Assistant Professor
Department of Psychiatry and Behavioral Sciences, Rush Medical College

The mentoring I have received at Rush has been invaluable as I transition to a junior faculty member. In particular, the experiences and support afforded by the Rush Research Mentoring Program have been critical in helping me to secure external funding and grow as a clinical scientist.

Susan Weber Buchholz, PhD, RN, FAANP
Professor
Department of Adult Health and Gerontological Nursing, College of Nursing

“Mentoring another individual is a wonderful opportunity, and it is truly a privilege. To be invited into the circle of another professional is to be able to contribute to their success. It is an incredible opportunity.”

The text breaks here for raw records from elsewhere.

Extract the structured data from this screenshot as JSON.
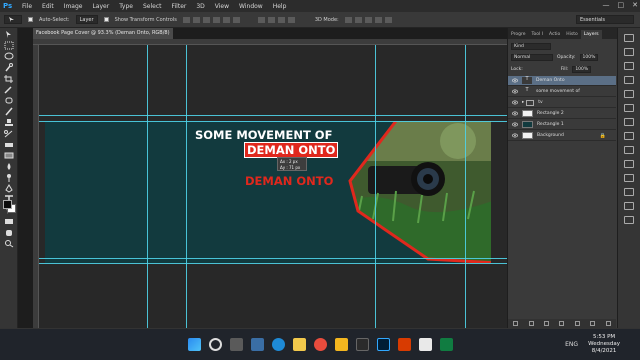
{
  "app": {
    "logo": "Ps"
  },
  "menu": [
    "File",
    "Edit",
    "Image",
    "Layer",
    "Type",
    "Select",
    "Filter",
    "3D",
    "View",
    "Window",
    "Help"
  ],
  "window_controls": [
    "—",
    "□",
    "✕"
  ],
  "options": {
    "auto_select_label": "Auto-Select:",
    "auto_select_value": "Layer",
    "transform_label": "Show Transform Controls",
    "mode_3d_label": "3D Mode:",
    "workspace": "Essentials"
  },
  "document": {
    "tab_title": "Facebook Page Cover @ 93.3% (Deman Onto, RGB/8)",
    "tab_close": "×",
    "zoom": "93.3%",
    "doc_size": "Doc: 718.6K/1021.3K"
  },
  "artboard": {
    "line1": "SOME MOVEMENT OF",
    "line2": "DEMAN ONTO",
    "line3": "DEMAN ONTO",
    "measure_x": "Δx : 2 px",
    "measure_y": "Δy : 71 px"
  },
  "panels": {
    "tabs": [
      "Progre",
      "Tool I",
      "Actio",
      "Histo",
      "Layers"
    ],
    "kind_label": "Kind",
    "blend_mode": "Normal",
    "opacity_label": "Opacity:",
    "opacity_value": "100%",
    "lock_label": "Lock:",
    "fill_label": "Fill:",
    "fill_value": "100%",
    "layers": [
      {
        "name": "Deman Onto",
        "type": "text",
        "selected": true
      },
      {
        "name": "some movement of",
        "type": "text",
        "selected": false
      },
      {
        "name": "tv",
        "type": "folder",
        "selected": false
      },
      {
        "name": "Rectangle 2",
        "type": "shape",
        "selected": false
      },
      {
        "name": "Rectangle 1",
        "type": "shape",
        "selected": false
      },
      {
        "name": "Background",
        "type": "background",
        "selected": false
      }
    ]
  },
  "taskbar": {
    "time": "5:53 PM",
    "day": "Wednesday",
    "date": "8/4/2021",
    "lang": "ENG"
  },
  "colors": {
    "cover_bg": "#123a3e",
    "accent_red": "#e0281d",
    "guide": "#4fd3e8",
    "layer_selected": "#5b6f86"
  }
}
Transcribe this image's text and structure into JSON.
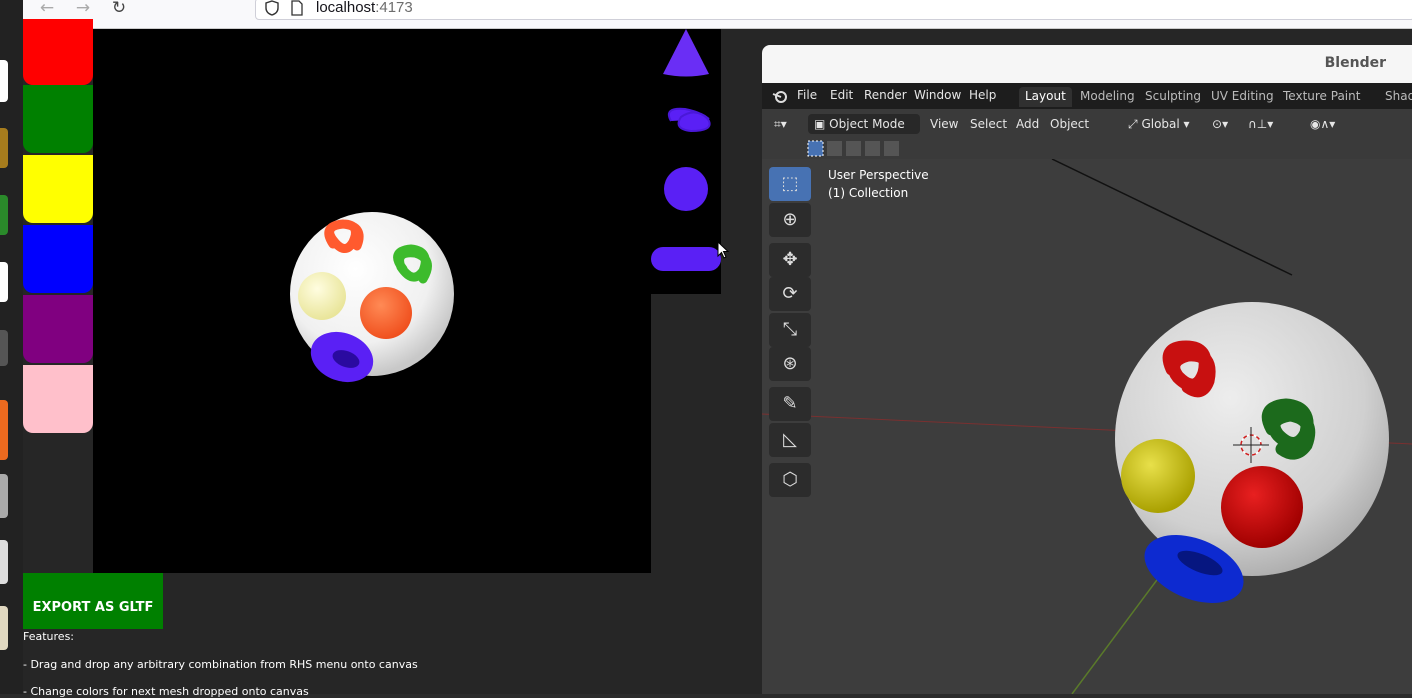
{
  "browser": {
    "back_icon": "arrow-left-icon",
    "forward_icon": "arrow-right-icon",
    "reload_icon": "reload-icon",
    "url_host": "localhost",
    "url_port": ":4173"
  },
  "app": {
    "swatch_colors": [
      "#ff0000",
      "#008000",
      "#ffff00",
      "#0000ff",
      "#800080",
      "#ffc0cb"
    ],
    "menu_shapes": [
      "cone",
      "knot",
      "sphere",
      "capsule"
    ],
    "export_label": "EXPORT AS GLTF",
    "features_title": "Features:",
    "features": [
      "- Drag and drop any arbitrary combination from RHS menu onto canvas",
      "- Change colors for next mesh dropped onto canvas"
    ]
  },
  "blender": {
    "title": "Blender",
    "menu": [
      "File",
      "Edit",
      "Render",
      "Window",
      "Help"
    ],
    "workspaces": [
      "Layout",
      "Modeling",
      "Sculpting",
      "UV Editing",
      "Texture Paint",
      "Shading"
    ],
    "active_workspace": "Layout",
    "mode": "Object Mode",
    "header_menu": [
      "View",
      "Select",
      "Add",
      "Object"
    ],
    "orientation": "Global",
    "viewport_label": "User Perspective",
    "collection_label": "(1) Collection"
  }
}
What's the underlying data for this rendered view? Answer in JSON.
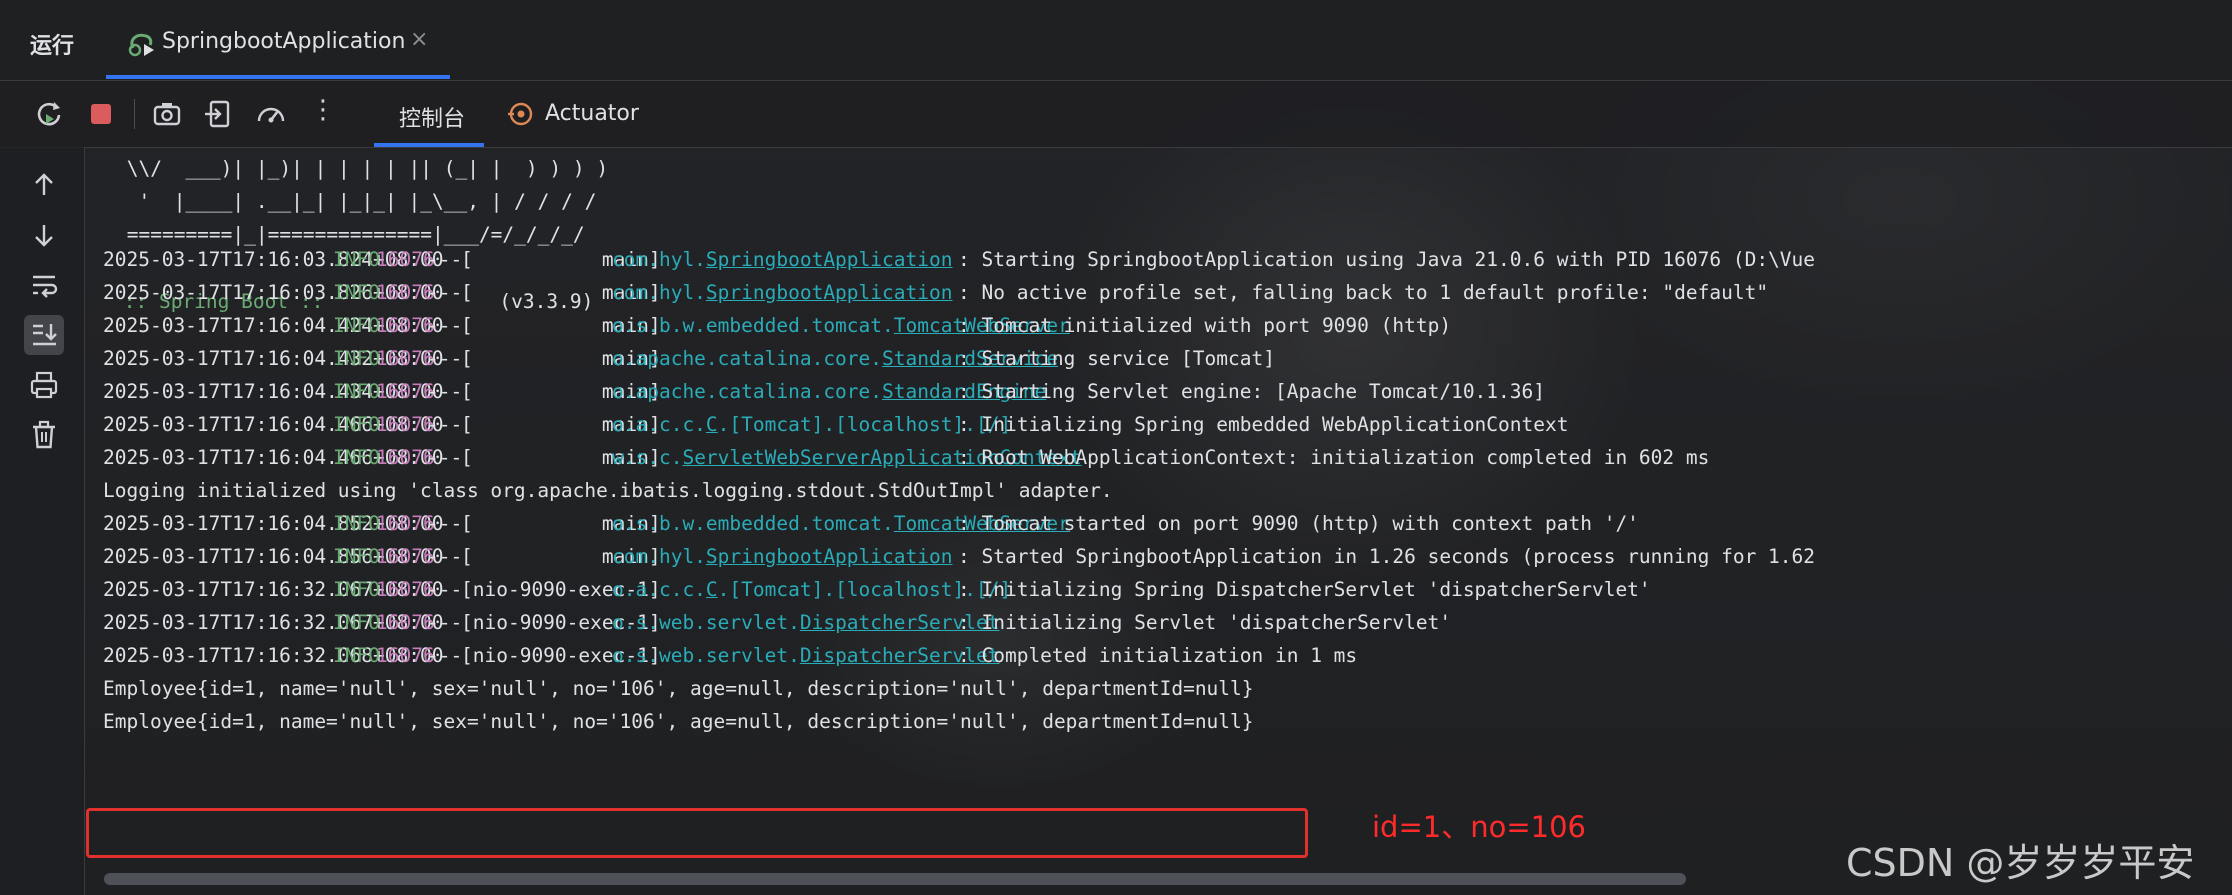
{
  "run_panel": {
    "title": "运行",
    "tab_label": "SpringbootApplication",
    "tab_close": "×"
  },
  "toolbar": {
    "icons": [
      "rerun-icon",
      "stop-icon",
      "screenshot-icon",
      "exit-icon",
      "profiler-icon",
      "more-icon"
    ],
    "more_glyph": "⋮",
    "tabs": [
      {
        "label": "控制台",
        "active": true
      },
      {
        "label": "Actuator",
        "active": false
      }
    ]
  },
  "gutter": {
    "icons": [
      "scroll-up-icon",
      "scroll-down-icon",
      "soft-wrap-icon",
      "scroll-to-end-icon",
      "print-icon",
      "clear-icon"
    ]
  },
  "console": {
    "banner": [
      " \\\\/  ___)| |_)| | | | | || (_| |  ) ) ) )",
      "  '  |____| .__|_| |_|_| |_\\__, | / / / /",
      " =========|_|==============|___/=/_/_/_/"
    ],
    "spring_boot_label": " :: Spring Boot :: ",
    "spring_boot_version": "              (v3.3.9)",
    "log_lines": [
      {
        "ts": "2025-03-17T17:16:03.824+08:00",
        "level": "INFO",
        "pid": "16076",
        "sep": "---",
        "thread": "[           main]",
        "logger_prefix": "com.hyl.",
        "logger_class": "SpringbootApplication",
        "message": ": Starting SpringbootApplication using Java 21.0.6 with PID 16076 (D:\\Vue"
      },
      {
        "ts": "2025-03-17T17:16:03.826+08:00",
        "level": "INFO",
        "pid": "16076",
        "sep": "---",
        "thread": "[           main]",
        "logger_prefix": "com.hyl.",
        "logger_class": "SpringbootApplication",
        "message": ": No active profile set, falling back to 1 default profile: \"default\""
      },
      {
        "ts": "2025-03-17T17:16:04.424+08:00",
        "level": "INFO",
        "pid": "16076",
        "sep": "---",
        "thread": "[           main]",
        "logger_prefix": "o.s.b.w.embedded.tomcat.",
        "logger_class": "TomcatWebServer",
        "message": ": Tomcat initialized with port 9090 (http)"
      },
      {
        "ts": "2025-03-17T17:16:04.432+08:00",
        "level": "INFO",
        "pid": "16076",
        "sep": "---",
        "thread": "[           main]",
        "logger_prefix": "o.apache.catalina.core.",
        "logger_class": "StandardService",
        "message": ": Starting service [Tomcat]"
      },
      {
        "ts": "2025-03-17T17:16:04.434+08:00",
        "level": "INFO",
        "pid": "16076",
        "sep": "---",
        "thread": "[           main]",
        "logger_prefix": "o.apache.catalina.core.",
        "logger_class": "StandardEngine",
        "message": ": Starting Servlet engine: [Apache Tomcat/10.1.36]"
      },
      {
        "ts": "2025-03-17T17:16:04.466+08:00",
        "level": "INFO",
        "pid": "16076",
        "sep": "---",
        "thread": "[           main]",
        "logger_prefix": "o.a.c.c.",
        "logger_class": "C",
        "logger_suffix": ".[Tomcat].[localhost].[/]",
        "message": ": Initializing Spring embedded WebApplicationContext"
      },
      {
        "ts": "2025-03-17T17:16:04.466+08:00",
        "level": "INFO",
        "pid": "16076",
        "sep": "---",
        "thread": "[           main]",
        "logger_prefix": "w.s.c.",
        "logger_class": "ServletWebServerApplicationContext",
        "message": ": Root WebApplicationContext: initialization completed in 602 ms"
      },
      {
        "plain": "Logging initialized using 'class org.apache.ibatis.logging.stdout.StdOutImpl' adapter."
      },
      {
        "ts": "2025-03-17T17:16:04.852+08:00",
        "level": "INFO",
        "pid": "16076",
        "sep": "---",
        "thread": "[           main]",
        "logger_prefix": "o.s.b.w.embedded.tomcat.",
        "logger_class": "TomcatWebServer",
        "message": ": Tomcat started on port 9090 (http) with context path '/'"
      },
      {
        "ts": "2025-03-17T17:16:04.856+08:00",
        "level": "INFO",
        "pid": "16076",
        "sep": "---",
        "thread": "[           main]",
        "logger_prefix": "com.hyl.",
        "logger_class": "SpringbootApplication",
        "message": ": Started SpringbootApplication in 1.26 seconds (process running for 1.62"
      },
      {
        "ts": "2025-03-17T17:16:32.067+08:00",
        "level": "INFO",
        "pid": "16076",
        "sep": "---",
        "thread": "[nio-9090-exec-1]",
        "logger_prefix": "o.a.c.c.",
        "logger_class": "C",
        "logger_suffix": ".[Tomcat].[localhost].[/]",
        "message": ": Initializing Spring DispatcherServlet 'dispatcherServlet'"
      },
      {
        "ts": "2025-03-17T17:16:32.067+08:00",
        "level": "INFO",
        "pid": "16076",
        "sep": "---",
        "thread": "[nio-9090-exec-1]",
        "logger_prefix": "o.s.web.servlet.",
        "logger_class": "DispatcherServlet",
        "message": ": Initializing Servlet 'dispatcherServlet'"
      },
      {
        "ts": "2025-03-17T17:16:32.068+08:00",
        "level": "INFO",
        "pid": "16076",
        "sep": "---",
        "thread": "[nio-9090-exec-1]",
        "logger_prefix": "o.s.web.servlet.",
        "logger_class": "DispatcherServlet",
        "message": ": Completed initialization in 1 ms"
      },
      {
        "plain": "Employee{id=1, name='null', sex='null', no='106', age=null, description='null', departmentId=null}"
      },
      {
        "plain": "Employee{id=1, name='null', sex='null', no='106', age=null, description='null', departmentId=null}"
      }
    ]
  },
  "annotation": "id=1、no=106",
  "watermark": "CSDN @岁岁岁平安",
  "colors": {
    "background": "#1e1f22",
    "accent": "#3574f0",
    "info_green": "#6aab73",
    "pid_purple": "#c77dbb",
    "logger_cyan": "#2aacb8",
    "highlight_red": "#e0312c"
  }
}
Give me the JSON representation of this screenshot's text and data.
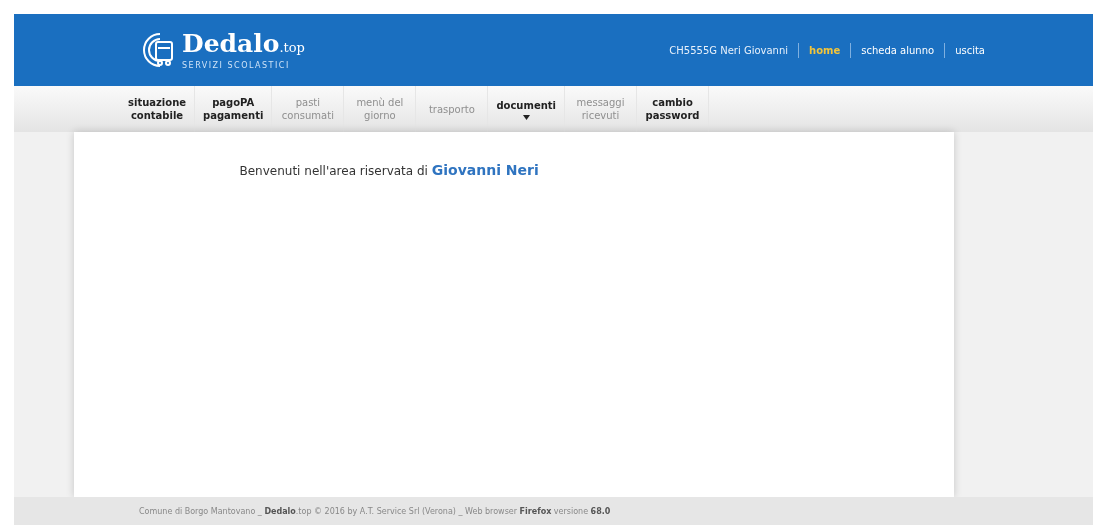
{
  "header": {
    "logo": {
      "name": "Dedalo",
      "suffix": ".top",
      "tagline": "SERVIZI SCOLASTICI"
    },
    "user": "CH5555G  Neri Giovanni",
    "links": [
      {
        "label": "home",
        "selected": true
      },
      {
        "label": "scheda alunno",
        "selected": false
      },
      {
        "label": "uscita",
        "selected": false
      }
    ]
  },
  "nav": [
    {
      "lines": [
        "situazione",
        "contabile"
      ],
      "disabled": false,
      "dropdown": false
    },
    {
      "lines": [
        "pagoPA",
        "pagamenti"
      ],
      "disabled": false,
      "dropdown": false
    },
    {
      "lines": [
        "pasti",
        "consumati"
      ],
      "disabled": true,
      "dropdown": false
    },
    {
      "lines": [
        "menù del",
        "giorno"
      ],
      "disabled": true,
      "dropdown": false
    },
    {
      "lines": [
        "trasporto"
      ],
      "disabled": true,
      "dropdown": false
    },
    {
      "lines": [
        "documenti"
      ],
      "disabled": false,
      "dropdown": true
    },
    {
      "lines": [
        "messaggi",
        "ricevuti"
      ],
      "disabled": true,
      "dropdown": false
    },
    {
      "lines": [
        "cambio",
        "password"
      ],
      "disabled": false,
      "dropdown": false
    }
  ],
  "welcome": {
    "text": "Benvenuti nell'area riservata di",
    "name": "Giovanni Neri"
  },
  "footer": "Comune di Borgo Mantovano _ **Dedalo**.top © 2016 by A.T. Service Srl (Verona) _ Web browser **Firefox** versione **68.0**"
}
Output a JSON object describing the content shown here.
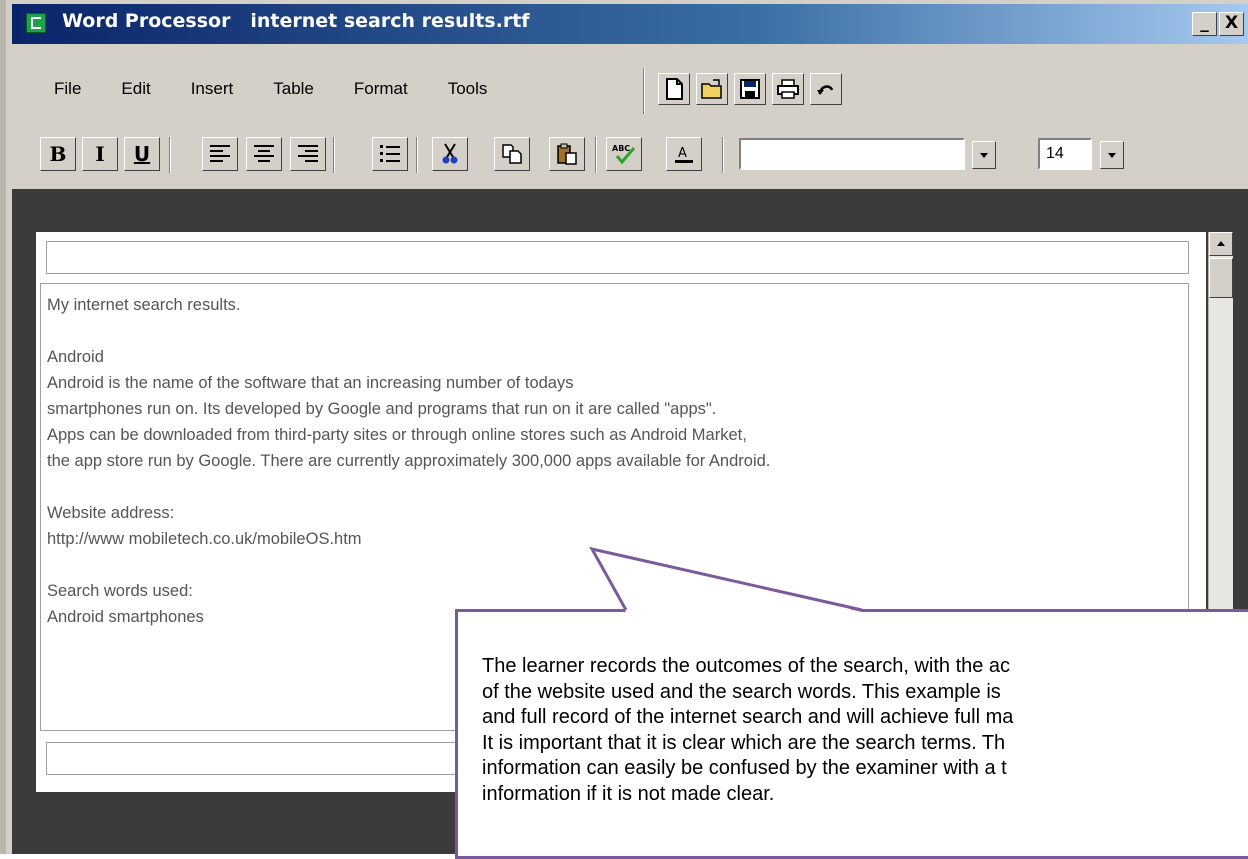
{
  "window": {
    "app_name": "Word Processor",
    "file_name": "internet search results.rtf",
    "minimize": "_",
    "close": "X"
  },
  "menu": [
    "File",
    "Edit",
    "Insert",
    "Table",
    "Format",
    "Tools"
  ],
  "toolbar": {
    "icons": [
      "new-document-icon",
      "open-folder-icon",
      "save-icon",
      "print-icon",
      "undo-icon"
    ]
  },
  "format_bar": {
    "bold": "B",
    "italic": "I",
    "underline": "U",
    "font_name": "",
    "font_size": "14"
  },
  "document": {
    "header_field": "",
    "lines": [
      "My internet search results.",
      "",
      "Android",
      "Android is the name of the software that an increasing number of todays",
      "smartphones run on. Its developed by Google and programs that run on it are called \"apps\".",
      "Apps can be downloaded from third-party sites or through online stores such as Android Market,",
      "the app store run by Google. There are currently approximately 300,000 apps available for Android.",
      "",
      "Website address:",
      "http://www mobiletech.co.uk/mobileOS.htm",
      "",
      "Search words used:",
      "Android smartphones"
    ],
    "footer_field": ""
  },
  "callout": {
    "lines": [
      "The learner records the outcomes of the search, with the ac",
      "of the website used and the search words. This example is",
      "and full record of the internet search and will achieve full ma",
      "It is important that it is clear which are the search terms. Th",
      "information can easily be confused by the examiner with a t",
      "information if it is not made clear."
    ],
    "border_color": "#7b5a9c"
  }
}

Karen Weinstein, MD
Associate Professor
Department of Internal Medicine, Rush Medical College

“We all have developed our professional profiles with mentorship. I am particularly inspired by mentoring medical students.”

Adrienne Wells, MD
Assistant Professor
Department of Anesthesiology, Rush Medical College

“I believe it is vital, especially for new, young women in our specialty. My residency director at Duke was a woman, and she played an integral part in my education through her mentorship.”

Dominika A. Winiarski, PhD 
Assistant Professor
Department of Psychiatry and Behavioral Sciences, Rush Medical College

Having a supportive mentor is critical to developing your research program. I have been fortunate to have strong supporters at every step of my training and professional development, and I hope to pay it forward to the next generation of clinical scientists.”